“I feel a great responsibility. In a way I think that i have not made me deserving of this, while I want to help develop Ferd and make it even better. Finding a way to give something back, I think is difficult. The fact that my family has resources has given me many opportunities, especially in the riding, because it requires a lot of capital. But it is not enough to have money to succeed.”
The Andresen sisters inherited their fortune after their father transferred his stake in Norway’s conglomerate company, Ferd Holdings, to them in 2007. The family founded their fortune in the tobacco industry thanks to her great, great, great grandfather who started what would become Norway’s leading cigarette producer in 1849.
The company was sold for $500 million in 2005 for ethical reasons and the wealth was invested in property and hedge funds. Ferd Holdings, which was owned by their father, operates in a number of businesses including real estate and private equity. Their father gave 80% of the shares in his company to his two daughters two years later.
Andresen and her sister made Forbes’ list this year as they were required to publish their tax returns after reaching the age of 17.
Their personal finances became a matter of public knowledge and the two made Forbes’ list for the first time.
The teenage billionaire and equestrian revealed during an interview last year with Ferd’s corporate magazine that they are quite money conscious. Andresen said:
“I actually save all the time, I have always done. I save when I get my weekly allowance, and I save the cash prizes I win in competitions or if I get money as a gift for my birthday. It means I can buy myself things I really want, like a bag or a pair of shoes, without having to ask mum or dad for money.”
Her older sister Katharina admits that there are some negatives and positives in being in such a wealthy family. Both sisters lead pretty private lives and they are cautious about their relationships with others. She said:
“There is a lot of pressure and awkward questions. Our name is so associated with money that is always the subject of questions … “
“It has been important for me when I get to know new people, so that they see me and not the money.
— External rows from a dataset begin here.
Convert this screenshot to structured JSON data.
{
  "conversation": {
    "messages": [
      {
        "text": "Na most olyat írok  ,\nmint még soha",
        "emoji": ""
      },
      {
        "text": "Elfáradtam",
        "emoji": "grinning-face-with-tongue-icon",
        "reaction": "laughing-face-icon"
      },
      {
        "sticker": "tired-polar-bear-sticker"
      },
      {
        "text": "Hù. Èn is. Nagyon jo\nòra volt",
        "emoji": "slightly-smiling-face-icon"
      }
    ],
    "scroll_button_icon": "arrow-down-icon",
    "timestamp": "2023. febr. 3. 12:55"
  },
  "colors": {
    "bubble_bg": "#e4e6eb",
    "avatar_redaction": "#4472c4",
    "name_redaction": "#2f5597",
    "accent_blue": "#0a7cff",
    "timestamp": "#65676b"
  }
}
I have to see how the person is before I let them get close to me.”
Andresen is an international competitive horseback rider who has won a number of awards on her horse, Belamour, at the European Young Riders Championships in 2013 and 2014. She is believed to be dating Joachim Tollefsen, 24, a Norwegian professional mixed martial arts fighter.